The duo met each other last on the field in the semifinal of the 2019 World Cup, where Dhoni, along with Ravindra Jadeja, took India close to victory. However, the wicketkeeper-batsman's dismissal eventually resulted in India losing the game by 18 runs.
"You might finish a series and try and have a quick chat and find the secret, but he (Dhoni) seems to take it in his stride and appreciate the game," Williamson said on Star Sports' show Cricket Connected.
"He seems to remember what is important and not get too caught up with some of those things that may be distracting, very focused on what's important, but a special individual."
During the conversation, Dinesh Karthik also talked about Dhoni's calming presence. He said that he remains relaxed and seldom loses his patience.
"In 2003 or 2004, when I went for my first A tour with him, he was pretty much an easy-going, chill, relaxed character and that’s what you see as well. The only difference is that there’s a lot more white hair now, but inside, he’s pretty calm. I haven’t seen him get angry that often or I haven’t seen him express his anger explicitly outside too often.

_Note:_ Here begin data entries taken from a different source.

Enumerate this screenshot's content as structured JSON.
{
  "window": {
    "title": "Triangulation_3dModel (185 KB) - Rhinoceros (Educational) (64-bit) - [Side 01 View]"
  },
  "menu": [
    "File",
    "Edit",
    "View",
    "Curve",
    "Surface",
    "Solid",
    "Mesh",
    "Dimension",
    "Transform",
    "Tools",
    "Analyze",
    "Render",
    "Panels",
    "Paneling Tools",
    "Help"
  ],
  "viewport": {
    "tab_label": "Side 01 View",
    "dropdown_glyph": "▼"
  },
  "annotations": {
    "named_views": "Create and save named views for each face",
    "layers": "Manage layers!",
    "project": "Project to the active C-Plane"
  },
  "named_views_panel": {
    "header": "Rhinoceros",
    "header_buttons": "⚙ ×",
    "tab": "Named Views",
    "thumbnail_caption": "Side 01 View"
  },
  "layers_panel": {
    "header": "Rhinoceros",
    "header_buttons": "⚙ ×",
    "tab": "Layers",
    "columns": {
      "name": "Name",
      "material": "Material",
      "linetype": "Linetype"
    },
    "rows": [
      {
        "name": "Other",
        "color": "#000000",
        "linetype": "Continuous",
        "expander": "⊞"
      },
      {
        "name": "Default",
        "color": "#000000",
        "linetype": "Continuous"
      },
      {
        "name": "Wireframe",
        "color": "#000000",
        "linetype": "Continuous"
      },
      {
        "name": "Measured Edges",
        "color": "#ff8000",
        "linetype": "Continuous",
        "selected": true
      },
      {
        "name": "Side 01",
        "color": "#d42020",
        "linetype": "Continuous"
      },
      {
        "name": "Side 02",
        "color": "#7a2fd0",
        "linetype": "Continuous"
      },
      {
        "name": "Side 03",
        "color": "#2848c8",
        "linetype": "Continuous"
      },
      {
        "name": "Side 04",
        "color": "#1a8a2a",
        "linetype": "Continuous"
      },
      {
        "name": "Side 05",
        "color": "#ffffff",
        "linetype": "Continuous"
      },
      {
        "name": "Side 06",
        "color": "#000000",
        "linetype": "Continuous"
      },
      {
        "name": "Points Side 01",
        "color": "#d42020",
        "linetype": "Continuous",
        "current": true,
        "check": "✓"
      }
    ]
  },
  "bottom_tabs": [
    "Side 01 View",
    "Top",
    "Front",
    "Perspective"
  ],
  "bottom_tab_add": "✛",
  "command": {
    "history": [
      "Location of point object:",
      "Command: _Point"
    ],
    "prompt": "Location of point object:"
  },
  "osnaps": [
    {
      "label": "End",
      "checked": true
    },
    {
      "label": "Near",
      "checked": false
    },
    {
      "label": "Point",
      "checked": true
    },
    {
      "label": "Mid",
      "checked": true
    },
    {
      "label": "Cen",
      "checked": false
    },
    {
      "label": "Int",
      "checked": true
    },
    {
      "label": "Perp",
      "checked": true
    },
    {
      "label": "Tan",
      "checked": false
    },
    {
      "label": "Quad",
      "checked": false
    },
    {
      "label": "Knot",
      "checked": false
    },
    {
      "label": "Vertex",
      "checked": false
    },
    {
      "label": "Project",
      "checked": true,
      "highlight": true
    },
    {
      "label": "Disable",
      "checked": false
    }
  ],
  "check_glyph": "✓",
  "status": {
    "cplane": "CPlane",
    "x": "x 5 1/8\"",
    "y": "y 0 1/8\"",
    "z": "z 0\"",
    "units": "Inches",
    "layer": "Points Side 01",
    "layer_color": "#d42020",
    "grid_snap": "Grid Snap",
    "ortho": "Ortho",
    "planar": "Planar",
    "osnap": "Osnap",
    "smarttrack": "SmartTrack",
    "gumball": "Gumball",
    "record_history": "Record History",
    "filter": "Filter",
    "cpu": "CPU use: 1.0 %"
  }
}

So, he’s been pretty much the same," said Karthik.
Dhoni, who has not been a part of Indian team since the World Cup semifinal against New Zealand, has appeared for the side in 350 ODIs and 98 T20Is, in addition to 90 Tests. He has already retired from the longest format of the game. (ALSO READ: Decision on Asia Cup deferred; Ganguly attends meeting)
Dhoni was set to make a comeback to cricket in the 13th edition of the Indian Premier League. However, the tournament stands postponed due to the coronavirus pandemic.
Earlier, VVS Laxman also paid his tribute to Dhoni in his ongoing series of tweets, in which he acknowledges the contributions made by his former teammates.
"Blessed with the rare equanimity of viewing cricket as a sport and not a matter of life and death, @msdhoni’s calling card was composure, especially under pressure. The 2007 World T20 triumph catalysed the stirring captaincy saga of a leader who talked through his deeds," Laxman wrote.